National Credit Union Administration board member Rick Metsger charged Thursday that a federal judge went too far when she struck down two provisions of the agency’s field-of-membership regulation.
“Last week a federal district court judge issued a split decision on the four provisions the [American Bankers Association] challenged, upholding two of them, but overturning the other two,” Metsger said during the Minnesota Credit Union Network’s annual conference in Bloomington. “As is often the case in Washington, the judge got it half right.”
According to Metsger, legal precedent enshrined in the U.S. Supreme Court’s famous 1984 Chevron decision requires judges to accord federal agencies broad discretion in interpreting the statutes they administer. Judge Dabney L. Friedrich’s March 29 decision “failed to give the agency that deference,” Metsger said.
He argued that since Congress, in the Credit Union Membership Access Act, mandated that the agency define well-defined local community, neighborhood or rural district, "it is entitled to even more than the usual Chevron deference.”
While stopping short of saying the NCUA plans to appeal Friedrich’s decision, Metsger made it clear the option remains on the table.
“We are consulting with the Department of Justice, which represents the agency in federal court, and I have encouraged agency staff to consider all legal and regulatory options to address the court's decision,” Metsger said.
As reported, credit unions could face some risks should the NCUA choose to pursue an appeal.
In her 39-page decision, Friedrich invalidated one provision that allowed credit unions to use combined statistical areas to delineate fields of membership and another that increased the population of rural districts fourfold, to 1 million, even when the districts crossed state borders.
Friedrich labeled both provisions “manifestly contrary to statute,” but none of the 535 members of Congress raised any questions in the 17 months since the NCUA approved the revised field-of-membership rule in October 2016, Metsger noted.
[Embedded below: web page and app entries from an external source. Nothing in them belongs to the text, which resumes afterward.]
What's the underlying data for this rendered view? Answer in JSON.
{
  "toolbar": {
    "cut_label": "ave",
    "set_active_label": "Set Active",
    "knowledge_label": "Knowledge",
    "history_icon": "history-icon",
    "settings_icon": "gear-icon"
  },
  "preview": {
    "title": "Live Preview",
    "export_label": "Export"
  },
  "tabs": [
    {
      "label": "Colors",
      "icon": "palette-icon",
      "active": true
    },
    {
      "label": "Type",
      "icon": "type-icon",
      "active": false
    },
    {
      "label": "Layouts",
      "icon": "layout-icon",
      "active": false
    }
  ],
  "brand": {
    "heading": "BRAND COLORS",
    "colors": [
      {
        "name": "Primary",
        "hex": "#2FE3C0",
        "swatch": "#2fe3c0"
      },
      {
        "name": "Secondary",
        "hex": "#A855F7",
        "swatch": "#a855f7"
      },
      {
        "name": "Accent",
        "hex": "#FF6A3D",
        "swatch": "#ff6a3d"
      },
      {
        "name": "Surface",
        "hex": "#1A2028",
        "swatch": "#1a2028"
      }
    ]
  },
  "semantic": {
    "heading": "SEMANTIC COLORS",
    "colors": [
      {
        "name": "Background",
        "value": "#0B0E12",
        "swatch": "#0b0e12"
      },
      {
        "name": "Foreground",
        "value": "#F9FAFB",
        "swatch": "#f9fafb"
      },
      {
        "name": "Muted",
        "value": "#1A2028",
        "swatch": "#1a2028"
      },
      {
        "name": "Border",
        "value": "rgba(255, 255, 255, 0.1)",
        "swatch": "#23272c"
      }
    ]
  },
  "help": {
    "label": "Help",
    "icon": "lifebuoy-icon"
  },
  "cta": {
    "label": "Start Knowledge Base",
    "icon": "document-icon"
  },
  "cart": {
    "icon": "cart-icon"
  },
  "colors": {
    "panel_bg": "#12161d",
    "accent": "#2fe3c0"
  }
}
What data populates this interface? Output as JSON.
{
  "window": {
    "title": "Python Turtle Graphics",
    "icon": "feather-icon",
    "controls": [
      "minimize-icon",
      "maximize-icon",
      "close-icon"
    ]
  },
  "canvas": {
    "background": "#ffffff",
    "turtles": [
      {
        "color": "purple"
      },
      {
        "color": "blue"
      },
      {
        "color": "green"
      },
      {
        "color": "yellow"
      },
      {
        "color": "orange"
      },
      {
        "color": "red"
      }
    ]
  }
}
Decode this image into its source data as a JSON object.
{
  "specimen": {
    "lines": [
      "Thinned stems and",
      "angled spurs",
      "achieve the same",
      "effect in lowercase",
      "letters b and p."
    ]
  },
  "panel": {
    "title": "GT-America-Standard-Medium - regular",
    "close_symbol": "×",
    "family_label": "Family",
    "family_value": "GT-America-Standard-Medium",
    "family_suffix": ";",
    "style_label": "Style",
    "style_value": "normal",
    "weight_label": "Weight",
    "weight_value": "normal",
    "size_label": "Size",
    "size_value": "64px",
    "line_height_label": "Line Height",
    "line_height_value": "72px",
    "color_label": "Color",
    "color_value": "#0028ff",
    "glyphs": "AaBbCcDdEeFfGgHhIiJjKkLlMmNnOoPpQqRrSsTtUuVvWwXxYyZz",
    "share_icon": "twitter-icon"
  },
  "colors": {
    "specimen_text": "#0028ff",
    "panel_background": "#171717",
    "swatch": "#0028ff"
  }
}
“This is what proves that the agency was acting in a way that was manifestly consistent with the statute, because if Congress had wanted to overturn the agency’s decision it could have easily done so,” Metsger said.